Look below and pull out each line with the word "Technical".

*** Opening of Excerpted records ***

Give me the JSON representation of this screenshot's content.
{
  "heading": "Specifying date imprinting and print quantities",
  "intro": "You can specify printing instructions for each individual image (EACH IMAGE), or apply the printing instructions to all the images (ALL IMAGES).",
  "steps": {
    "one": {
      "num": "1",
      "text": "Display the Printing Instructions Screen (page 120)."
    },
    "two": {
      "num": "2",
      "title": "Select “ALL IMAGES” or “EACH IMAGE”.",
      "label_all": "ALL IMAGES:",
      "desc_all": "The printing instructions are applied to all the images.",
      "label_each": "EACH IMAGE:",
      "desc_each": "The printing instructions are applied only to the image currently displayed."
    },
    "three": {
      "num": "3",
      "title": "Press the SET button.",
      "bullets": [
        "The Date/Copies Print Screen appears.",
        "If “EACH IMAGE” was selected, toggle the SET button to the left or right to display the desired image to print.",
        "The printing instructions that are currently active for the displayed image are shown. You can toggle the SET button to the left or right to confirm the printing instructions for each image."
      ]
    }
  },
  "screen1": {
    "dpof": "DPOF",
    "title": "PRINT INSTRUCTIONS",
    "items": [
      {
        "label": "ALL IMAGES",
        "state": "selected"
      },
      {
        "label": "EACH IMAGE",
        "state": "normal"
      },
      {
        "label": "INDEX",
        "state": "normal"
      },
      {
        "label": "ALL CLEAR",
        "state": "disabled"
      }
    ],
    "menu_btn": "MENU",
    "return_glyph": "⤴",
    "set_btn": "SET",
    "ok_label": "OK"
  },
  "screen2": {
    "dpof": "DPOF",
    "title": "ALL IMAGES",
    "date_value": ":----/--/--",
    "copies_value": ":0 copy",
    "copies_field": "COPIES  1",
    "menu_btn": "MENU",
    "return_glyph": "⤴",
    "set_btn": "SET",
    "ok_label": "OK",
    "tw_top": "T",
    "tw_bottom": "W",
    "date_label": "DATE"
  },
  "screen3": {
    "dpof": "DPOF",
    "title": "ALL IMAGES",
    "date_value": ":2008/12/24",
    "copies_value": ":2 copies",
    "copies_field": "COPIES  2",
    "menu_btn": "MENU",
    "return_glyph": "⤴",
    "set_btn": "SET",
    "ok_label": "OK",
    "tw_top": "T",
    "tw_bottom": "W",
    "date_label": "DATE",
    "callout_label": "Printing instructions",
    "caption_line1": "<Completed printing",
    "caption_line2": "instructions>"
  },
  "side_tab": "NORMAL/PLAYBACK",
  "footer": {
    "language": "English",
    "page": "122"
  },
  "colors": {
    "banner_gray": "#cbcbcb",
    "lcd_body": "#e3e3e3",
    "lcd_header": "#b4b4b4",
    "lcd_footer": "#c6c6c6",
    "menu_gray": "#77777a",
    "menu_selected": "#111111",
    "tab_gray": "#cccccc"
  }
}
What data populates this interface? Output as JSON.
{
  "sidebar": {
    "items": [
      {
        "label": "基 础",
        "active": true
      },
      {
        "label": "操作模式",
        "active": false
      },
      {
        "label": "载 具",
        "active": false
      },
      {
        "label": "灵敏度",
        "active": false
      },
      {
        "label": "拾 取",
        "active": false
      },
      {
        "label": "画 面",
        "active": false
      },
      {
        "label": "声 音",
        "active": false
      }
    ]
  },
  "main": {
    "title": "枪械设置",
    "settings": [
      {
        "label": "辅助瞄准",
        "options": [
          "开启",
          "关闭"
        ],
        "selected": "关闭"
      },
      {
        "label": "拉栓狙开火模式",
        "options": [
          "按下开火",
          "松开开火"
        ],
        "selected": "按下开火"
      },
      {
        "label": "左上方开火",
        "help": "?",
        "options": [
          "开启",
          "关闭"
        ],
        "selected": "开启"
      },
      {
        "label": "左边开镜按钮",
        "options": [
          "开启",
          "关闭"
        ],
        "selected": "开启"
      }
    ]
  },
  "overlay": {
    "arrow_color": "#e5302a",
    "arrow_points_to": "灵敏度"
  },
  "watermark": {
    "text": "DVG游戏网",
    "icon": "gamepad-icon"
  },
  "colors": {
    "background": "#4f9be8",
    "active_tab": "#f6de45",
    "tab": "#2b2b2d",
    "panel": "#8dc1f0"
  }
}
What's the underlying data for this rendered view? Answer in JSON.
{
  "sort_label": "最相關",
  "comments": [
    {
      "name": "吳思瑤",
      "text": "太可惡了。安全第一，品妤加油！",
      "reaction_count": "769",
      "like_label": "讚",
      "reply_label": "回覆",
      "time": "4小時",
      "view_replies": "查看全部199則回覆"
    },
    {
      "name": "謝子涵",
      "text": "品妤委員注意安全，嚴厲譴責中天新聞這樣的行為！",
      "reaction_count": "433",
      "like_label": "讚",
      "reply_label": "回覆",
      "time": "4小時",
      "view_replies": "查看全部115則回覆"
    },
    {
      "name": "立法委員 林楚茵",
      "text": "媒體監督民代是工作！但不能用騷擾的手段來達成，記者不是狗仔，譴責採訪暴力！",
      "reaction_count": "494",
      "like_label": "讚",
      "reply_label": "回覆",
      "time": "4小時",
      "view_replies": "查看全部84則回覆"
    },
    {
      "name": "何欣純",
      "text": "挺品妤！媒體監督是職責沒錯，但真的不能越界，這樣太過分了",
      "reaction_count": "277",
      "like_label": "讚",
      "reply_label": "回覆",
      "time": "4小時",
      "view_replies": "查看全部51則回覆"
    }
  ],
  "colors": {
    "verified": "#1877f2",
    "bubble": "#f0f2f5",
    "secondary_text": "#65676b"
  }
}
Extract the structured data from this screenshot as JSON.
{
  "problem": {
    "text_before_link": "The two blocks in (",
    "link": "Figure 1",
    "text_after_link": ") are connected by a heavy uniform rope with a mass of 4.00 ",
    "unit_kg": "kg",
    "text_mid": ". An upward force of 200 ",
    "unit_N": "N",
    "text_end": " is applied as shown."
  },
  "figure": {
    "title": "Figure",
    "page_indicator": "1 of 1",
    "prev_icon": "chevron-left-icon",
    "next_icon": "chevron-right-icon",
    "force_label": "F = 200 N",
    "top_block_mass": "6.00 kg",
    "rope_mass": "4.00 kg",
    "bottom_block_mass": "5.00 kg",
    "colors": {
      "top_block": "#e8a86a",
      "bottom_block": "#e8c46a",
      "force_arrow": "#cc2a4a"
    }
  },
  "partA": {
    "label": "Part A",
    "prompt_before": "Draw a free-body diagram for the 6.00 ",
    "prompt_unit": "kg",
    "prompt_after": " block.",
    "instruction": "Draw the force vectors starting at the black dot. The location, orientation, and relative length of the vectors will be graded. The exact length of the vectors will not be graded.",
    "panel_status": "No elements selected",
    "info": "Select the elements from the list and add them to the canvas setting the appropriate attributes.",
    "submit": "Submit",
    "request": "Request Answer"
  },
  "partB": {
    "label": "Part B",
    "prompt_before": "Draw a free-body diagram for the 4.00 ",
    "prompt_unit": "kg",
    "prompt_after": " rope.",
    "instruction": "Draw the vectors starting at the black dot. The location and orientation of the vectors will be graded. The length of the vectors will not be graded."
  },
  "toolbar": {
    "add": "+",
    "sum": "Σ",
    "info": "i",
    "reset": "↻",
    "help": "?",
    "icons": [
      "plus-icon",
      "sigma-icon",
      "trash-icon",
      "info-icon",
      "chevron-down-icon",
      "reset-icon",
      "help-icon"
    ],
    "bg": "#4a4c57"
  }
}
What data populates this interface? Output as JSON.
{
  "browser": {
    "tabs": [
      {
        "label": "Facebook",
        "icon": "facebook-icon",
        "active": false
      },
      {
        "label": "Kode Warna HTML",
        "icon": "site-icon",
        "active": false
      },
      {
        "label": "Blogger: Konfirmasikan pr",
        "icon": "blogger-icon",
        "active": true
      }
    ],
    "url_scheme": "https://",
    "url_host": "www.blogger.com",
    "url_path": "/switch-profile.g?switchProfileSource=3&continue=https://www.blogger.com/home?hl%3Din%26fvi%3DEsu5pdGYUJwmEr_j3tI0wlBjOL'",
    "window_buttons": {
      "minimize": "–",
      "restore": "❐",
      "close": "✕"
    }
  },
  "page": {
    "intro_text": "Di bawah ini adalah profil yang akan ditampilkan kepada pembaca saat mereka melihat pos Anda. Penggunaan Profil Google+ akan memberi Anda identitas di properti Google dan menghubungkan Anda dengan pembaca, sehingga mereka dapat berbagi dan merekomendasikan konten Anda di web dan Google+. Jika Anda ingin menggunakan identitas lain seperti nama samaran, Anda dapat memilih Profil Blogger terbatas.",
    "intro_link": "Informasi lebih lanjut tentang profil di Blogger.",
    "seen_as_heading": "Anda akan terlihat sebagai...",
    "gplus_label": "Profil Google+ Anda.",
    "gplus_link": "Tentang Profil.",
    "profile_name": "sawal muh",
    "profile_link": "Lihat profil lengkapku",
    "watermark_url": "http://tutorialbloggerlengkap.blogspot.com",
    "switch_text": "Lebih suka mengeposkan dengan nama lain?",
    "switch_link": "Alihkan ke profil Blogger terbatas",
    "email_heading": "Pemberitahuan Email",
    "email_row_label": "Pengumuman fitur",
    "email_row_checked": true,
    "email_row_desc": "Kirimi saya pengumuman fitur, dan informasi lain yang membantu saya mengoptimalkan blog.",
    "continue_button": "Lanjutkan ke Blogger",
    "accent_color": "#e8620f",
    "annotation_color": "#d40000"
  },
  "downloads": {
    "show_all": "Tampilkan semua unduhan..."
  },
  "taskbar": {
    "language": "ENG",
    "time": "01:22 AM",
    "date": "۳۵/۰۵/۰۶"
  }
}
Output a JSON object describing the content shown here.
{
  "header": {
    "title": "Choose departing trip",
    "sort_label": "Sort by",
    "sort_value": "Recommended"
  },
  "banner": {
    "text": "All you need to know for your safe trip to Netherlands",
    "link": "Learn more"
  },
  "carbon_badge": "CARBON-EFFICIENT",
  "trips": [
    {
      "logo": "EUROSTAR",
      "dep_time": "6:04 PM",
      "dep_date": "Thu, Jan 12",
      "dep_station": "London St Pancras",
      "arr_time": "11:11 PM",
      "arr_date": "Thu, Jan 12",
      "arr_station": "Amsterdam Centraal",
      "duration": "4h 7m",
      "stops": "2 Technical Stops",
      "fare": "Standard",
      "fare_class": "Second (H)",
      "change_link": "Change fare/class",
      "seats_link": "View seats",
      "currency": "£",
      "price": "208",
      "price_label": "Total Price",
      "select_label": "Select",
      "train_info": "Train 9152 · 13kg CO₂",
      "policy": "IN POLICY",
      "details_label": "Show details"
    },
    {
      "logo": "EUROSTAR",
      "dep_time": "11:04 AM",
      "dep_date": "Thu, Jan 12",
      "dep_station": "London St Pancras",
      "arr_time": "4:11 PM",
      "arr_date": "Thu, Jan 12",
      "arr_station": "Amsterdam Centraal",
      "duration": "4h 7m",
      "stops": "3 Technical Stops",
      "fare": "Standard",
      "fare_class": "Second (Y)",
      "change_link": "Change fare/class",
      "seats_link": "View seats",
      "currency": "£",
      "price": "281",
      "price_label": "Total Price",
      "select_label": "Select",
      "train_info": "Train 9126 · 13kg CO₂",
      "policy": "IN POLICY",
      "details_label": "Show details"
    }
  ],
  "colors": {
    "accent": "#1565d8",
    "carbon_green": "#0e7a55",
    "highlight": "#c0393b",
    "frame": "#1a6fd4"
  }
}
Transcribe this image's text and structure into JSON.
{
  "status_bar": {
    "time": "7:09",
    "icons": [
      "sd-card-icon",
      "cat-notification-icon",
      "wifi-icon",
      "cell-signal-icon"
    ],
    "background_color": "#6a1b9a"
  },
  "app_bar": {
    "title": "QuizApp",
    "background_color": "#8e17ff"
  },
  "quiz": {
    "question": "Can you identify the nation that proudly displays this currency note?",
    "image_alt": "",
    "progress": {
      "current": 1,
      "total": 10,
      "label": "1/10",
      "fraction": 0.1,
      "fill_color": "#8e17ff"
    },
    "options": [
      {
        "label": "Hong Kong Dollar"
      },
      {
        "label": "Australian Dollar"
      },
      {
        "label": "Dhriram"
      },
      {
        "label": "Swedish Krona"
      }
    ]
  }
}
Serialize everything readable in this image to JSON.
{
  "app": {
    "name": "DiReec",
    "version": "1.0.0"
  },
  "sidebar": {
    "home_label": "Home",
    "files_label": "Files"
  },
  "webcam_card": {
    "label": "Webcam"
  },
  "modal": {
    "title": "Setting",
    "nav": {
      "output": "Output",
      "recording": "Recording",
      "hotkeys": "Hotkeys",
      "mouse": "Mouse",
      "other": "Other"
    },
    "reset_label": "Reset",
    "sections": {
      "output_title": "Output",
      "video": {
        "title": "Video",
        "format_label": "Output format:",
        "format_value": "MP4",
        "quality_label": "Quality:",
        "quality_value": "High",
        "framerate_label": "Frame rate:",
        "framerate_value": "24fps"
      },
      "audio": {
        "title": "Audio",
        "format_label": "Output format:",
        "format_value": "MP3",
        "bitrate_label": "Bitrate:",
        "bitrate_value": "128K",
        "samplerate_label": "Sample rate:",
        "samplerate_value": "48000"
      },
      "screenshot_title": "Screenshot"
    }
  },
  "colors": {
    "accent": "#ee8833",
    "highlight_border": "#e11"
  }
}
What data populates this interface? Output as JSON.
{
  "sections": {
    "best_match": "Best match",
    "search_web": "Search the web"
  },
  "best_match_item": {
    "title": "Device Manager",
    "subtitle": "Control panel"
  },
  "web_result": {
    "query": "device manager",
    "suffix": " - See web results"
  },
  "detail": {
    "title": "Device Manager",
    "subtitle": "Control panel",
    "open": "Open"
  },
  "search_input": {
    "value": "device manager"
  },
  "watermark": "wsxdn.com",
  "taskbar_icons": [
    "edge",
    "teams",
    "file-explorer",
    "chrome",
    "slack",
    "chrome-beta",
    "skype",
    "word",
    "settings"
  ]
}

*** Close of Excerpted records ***

*Result below:*
      "stops": "2 Technical Stops",
      "stops": "3 Technical Stops",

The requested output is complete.